Back in episode 121 I had the pleasure of talking with Richard Banfield, one of three authors of the new book Product Leadership. Then, in episode 125 I spoke with Martin Eriksson, who also is a co-author of the book. So, it seemed only proper that I make this a true trifecta by interviewing the third co-author, which is Nate Walkingshaw. I was especially eager to do this after Richard told me that Nate is the smartest product person he knows. Nate has some firm opinions on product teams and how to structure teams to work well. You may have seen his thought-provoking post on Mind the Product titled, “Agile Died While You Were Doing Your Standup.” In our discussion, we touch on concepts from that post but dive deeper into team structures and needs for modern product teams.
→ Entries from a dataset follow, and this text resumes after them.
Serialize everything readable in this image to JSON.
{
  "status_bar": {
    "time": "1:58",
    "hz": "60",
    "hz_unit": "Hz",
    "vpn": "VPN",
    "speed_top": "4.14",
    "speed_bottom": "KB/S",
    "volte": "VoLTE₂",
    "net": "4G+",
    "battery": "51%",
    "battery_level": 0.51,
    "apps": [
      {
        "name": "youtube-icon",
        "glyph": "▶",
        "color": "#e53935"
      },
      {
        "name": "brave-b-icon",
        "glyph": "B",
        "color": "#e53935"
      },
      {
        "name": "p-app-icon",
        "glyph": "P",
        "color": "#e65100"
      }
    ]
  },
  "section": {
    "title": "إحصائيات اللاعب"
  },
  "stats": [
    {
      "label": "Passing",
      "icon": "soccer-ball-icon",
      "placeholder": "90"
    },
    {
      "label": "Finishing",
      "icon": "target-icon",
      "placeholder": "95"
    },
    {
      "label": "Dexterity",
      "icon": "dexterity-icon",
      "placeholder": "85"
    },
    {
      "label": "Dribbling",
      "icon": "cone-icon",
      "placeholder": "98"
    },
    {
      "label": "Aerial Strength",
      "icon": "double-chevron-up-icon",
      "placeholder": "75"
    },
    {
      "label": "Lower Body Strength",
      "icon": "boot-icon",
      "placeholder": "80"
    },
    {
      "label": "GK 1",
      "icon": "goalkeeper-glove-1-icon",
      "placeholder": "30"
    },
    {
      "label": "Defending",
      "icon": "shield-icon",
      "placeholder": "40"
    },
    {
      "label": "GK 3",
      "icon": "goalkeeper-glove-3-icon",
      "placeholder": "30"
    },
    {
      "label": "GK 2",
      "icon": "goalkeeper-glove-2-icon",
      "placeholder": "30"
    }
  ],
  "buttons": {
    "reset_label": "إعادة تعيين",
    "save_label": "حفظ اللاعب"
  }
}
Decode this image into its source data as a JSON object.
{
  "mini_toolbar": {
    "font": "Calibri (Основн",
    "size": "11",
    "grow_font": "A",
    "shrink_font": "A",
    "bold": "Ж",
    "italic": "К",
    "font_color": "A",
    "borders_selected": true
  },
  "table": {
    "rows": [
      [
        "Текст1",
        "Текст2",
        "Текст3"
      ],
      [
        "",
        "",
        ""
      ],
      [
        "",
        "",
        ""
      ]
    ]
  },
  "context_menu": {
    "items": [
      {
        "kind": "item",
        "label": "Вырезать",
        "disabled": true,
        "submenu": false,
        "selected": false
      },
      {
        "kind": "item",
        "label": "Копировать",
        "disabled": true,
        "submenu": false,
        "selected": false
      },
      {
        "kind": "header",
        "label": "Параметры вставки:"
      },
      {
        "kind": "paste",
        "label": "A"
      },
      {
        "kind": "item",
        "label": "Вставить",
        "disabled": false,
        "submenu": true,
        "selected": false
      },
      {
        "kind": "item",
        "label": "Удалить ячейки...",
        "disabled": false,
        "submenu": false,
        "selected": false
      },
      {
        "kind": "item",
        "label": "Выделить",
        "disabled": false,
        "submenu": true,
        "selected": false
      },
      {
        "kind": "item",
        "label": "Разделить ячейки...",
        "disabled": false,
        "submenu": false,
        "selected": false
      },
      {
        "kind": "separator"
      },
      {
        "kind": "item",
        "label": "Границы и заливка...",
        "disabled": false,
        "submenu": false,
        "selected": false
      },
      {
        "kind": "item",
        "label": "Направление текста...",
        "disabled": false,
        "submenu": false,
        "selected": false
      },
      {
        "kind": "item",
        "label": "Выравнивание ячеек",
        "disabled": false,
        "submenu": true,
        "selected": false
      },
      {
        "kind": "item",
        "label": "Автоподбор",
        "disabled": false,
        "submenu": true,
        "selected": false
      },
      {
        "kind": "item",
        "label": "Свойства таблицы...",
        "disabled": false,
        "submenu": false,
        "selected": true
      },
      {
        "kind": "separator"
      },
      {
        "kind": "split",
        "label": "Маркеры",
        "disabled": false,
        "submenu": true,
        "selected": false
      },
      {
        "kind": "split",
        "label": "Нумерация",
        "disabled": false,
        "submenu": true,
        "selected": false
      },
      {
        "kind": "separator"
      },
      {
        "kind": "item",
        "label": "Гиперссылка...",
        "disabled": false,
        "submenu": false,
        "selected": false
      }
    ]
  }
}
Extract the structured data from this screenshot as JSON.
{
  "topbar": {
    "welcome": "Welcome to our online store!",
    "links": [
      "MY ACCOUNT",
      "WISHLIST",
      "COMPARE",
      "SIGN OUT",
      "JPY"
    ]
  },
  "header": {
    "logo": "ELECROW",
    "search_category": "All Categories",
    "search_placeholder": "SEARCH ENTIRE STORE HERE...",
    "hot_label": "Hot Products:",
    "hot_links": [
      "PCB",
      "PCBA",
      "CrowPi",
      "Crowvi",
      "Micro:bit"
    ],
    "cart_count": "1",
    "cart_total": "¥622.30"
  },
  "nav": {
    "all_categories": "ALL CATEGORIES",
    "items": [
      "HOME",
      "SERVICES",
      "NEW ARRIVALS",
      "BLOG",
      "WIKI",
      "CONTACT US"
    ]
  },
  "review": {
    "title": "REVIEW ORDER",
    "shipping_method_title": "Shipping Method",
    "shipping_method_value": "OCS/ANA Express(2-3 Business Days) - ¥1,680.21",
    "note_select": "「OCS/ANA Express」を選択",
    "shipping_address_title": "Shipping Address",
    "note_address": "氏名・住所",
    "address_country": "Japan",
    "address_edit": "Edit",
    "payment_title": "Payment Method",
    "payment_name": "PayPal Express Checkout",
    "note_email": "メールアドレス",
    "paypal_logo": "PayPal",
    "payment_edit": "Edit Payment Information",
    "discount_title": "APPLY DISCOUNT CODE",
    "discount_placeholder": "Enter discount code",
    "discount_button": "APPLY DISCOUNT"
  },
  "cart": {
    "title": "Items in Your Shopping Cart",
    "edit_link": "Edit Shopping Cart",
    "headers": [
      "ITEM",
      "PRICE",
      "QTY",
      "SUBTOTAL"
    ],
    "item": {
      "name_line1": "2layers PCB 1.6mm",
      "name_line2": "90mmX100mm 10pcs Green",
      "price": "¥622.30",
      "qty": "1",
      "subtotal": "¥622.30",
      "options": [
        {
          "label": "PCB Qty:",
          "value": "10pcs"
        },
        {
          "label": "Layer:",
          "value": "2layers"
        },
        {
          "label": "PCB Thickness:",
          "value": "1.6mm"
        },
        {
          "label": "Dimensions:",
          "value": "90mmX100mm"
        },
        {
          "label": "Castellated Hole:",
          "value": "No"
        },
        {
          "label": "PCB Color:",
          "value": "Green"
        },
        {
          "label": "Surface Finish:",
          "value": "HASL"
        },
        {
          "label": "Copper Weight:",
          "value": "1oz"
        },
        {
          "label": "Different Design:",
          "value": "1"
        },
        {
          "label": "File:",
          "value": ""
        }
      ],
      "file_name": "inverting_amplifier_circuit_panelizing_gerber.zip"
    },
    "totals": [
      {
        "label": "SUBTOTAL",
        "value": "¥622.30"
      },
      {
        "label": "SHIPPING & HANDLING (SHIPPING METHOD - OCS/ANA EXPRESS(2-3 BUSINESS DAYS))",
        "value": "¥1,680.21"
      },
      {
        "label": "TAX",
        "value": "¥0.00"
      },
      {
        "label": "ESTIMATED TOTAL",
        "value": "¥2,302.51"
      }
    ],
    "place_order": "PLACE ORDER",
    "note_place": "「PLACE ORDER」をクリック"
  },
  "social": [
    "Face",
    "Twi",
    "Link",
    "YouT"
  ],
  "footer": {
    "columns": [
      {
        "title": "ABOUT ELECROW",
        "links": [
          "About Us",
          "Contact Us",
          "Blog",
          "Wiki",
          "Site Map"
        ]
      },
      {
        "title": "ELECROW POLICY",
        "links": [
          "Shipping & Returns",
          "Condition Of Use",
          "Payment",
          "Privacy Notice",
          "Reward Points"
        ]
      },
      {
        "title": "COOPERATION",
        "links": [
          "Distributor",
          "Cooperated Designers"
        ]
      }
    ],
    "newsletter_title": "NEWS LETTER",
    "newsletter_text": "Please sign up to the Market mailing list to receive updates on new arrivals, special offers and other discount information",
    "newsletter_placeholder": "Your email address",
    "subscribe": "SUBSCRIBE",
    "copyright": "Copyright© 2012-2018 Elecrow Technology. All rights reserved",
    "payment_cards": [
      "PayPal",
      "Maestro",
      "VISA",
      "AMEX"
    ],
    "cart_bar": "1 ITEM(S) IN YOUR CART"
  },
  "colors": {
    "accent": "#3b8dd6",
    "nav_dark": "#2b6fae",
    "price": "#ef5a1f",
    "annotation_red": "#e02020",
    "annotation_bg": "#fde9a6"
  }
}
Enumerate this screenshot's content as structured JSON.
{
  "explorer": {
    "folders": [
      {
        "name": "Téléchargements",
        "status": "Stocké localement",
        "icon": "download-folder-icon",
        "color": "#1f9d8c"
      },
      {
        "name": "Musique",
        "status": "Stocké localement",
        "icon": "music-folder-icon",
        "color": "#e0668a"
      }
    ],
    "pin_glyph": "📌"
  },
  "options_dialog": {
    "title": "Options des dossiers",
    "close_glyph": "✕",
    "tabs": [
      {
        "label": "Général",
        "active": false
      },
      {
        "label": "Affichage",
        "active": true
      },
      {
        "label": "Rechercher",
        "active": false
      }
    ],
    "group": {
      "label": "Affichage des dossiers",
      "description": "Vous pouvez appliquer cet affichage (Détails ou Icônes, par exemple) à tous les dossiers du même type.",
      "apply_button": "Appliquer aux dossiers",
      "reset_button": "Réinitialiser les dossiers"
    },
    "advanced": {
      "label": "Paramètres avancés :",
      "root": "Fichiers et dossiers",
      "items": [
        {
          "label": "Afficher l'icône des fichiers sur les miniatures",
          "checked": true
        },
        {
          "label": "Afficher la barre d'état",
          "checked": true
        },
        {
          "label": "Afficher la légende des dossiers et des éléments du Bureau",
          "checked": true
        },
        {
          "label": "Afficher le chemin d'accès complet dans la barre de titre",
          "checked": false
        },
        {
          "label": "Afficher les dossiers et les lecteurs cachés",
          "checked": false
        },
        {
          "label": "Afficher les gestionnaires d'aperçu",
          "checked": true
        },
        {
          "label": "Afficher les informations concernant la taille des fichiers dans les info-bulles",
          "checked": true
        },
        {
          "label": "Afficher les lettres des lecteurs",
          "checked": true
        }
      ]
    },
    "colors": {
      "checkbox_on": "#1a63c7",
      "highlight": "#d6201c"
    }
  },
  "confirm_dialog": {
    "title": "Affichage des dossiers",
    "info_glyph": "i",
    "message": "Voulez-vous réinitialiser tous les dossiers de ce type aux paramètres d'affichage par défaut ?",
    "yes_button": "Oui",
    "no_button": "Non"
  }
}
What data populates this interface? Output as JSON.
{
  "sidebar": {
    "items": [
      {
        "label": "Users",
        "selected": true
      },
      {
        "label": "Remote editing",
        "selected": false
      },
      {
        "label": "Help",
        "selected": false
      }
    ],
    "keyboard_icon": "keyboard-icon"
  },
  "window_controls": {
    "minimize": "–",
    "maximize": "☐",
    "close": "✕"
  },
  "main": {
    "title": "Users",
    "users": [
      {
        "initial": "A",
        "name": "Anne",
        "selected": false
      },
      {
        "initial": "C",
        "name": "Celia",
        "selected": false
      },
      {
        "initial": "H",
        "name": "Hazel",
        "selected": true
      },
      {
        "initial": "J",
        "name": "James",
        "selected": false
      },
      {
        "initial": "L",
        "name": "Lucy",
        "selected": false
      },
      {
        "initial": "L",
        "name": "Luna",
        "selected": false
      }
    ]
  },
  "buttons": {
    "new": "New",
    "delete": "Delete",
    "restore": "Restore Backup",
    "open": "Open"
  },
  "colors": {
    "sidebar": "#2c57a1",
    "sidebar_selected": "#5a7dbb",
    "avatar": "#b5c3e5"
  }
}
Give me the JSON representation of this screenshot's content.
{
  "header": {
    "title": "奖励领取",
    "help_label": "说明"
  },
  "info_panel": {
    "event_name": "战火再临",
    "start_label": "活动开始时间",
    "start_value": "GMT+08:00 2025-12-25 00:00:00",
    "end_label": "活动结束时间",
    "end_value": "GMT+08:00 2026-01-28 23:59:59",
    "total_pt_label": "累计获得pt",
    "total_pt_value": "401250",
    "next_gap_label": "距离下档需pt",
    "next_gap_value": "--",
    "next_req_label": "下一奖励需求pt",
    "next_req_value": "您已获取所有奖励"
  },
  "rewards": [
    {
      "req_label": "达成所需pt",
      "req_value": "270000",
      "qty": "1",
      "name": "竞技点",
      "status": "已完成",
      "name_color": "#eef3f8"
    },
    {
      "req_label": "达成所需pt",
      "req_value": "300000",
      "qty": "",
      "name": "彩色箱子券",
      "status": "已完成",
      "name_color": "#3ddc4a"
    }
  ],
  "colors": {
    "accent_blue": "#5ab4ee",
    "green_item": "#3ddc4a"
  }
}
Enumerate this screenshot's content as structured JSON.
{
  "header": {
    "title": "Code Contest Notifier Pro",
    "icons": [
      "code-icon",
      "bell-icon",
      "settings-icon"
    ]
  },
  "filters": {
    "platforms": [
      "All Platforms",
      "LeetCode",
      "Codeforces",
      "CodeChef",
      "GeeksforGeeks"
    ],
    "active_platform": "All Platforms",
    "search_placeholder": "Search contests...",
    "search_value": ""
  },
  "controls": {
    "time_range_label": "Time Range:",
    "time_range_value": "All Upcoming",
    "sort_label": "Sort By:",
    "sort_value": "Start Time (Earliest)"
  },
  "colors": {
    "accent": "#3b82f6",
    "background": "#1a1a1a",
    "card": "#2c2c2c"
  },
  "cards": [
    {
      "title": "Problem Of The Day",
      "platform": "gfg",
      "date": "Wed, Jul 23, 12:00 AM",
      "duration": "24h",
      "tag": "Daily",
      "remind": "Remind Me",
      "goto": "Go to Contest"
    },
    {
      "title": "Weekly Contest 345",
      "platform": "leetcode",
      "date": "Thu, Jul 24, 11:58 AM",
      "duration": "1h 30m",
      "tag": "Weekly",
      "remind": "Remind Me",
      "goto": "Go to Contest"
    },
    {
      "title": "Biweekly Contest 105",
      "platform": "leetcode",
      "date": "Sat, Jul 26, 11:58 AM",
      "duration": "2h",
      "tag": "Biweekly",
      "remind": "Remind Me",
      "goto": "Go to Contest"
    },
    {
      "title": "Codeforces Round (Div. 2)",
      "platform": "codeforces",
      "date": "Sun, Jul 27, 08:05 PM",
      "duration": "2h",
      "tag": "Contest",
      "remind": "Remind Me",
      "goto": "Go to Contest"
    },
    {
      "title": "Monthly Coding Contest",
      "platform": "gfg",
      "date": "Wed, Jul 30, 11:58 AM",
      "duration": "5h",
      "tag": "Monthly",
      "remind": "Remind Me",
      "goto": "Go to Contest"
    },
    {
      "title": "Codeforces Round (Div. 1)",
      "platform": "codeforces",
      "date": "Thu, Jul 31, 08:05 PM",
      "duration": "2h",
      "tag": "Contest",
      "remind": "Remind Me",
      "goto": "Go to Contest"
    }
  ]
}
Nate has started successful companies in the medical and fitness markets and has had many product experiences. Later he became the Chief Product Officer for Pluralsight, the largest providers of online technology learning, where he built a user-centered product team. In 2016 his role expanded to Chief Experience Officer where he oversees Development, Content, and Product Marketing.
Practices and Ideas for Product Managers and Innovators
Summary of some concepts discussed:
- Nate’s new book, Product Leadership, is now available. It is the first book focused on product leadership for product managers.
- Software as a Service (SaaS) has forced teams to change. The feedback loop between users and developers is now “end-of-the-day” – hours, not days.
- Siloed teams won’t work today – product teams must be fully integrated.
- Corporate strategy and technology strategy must be aligned.
- The three key elements for teams that increase velocity are:
- Vision – is there a clear vision for each product team and are they connected to the vision?
- Strategy – do team members know the product strategy and how their work fits into the strategy of the team and the organization?
- Autonomy – do team members have the freedom to explore the execution of the strategy for the team?
- Velocity also increases when team members experience first-hand how customers respond to using the product and to changes when they are made. Web collaboration tools are used with customers for real-time interactions.
- Compensate teams, not individuals, for meeting objectives.
- New Book – Product Leadership: How Top Product Managers Launch Awesome Products and Build Successful Teams
- Pluralsite—technology training and where Nate is Chief Experience Officer
“In a world of change, the learners shall inherit the earth, while the learned shall find themselves perfectly suited for a world that no longer exists.” ― Eric Hoffer
Thank you for being an Everyday Innovator and learning with me from the successes and failures of product innovators, managers, and developers. If you enjoyed the discussion, help out a fellow product manager by sharing it using the social media buttons you see below.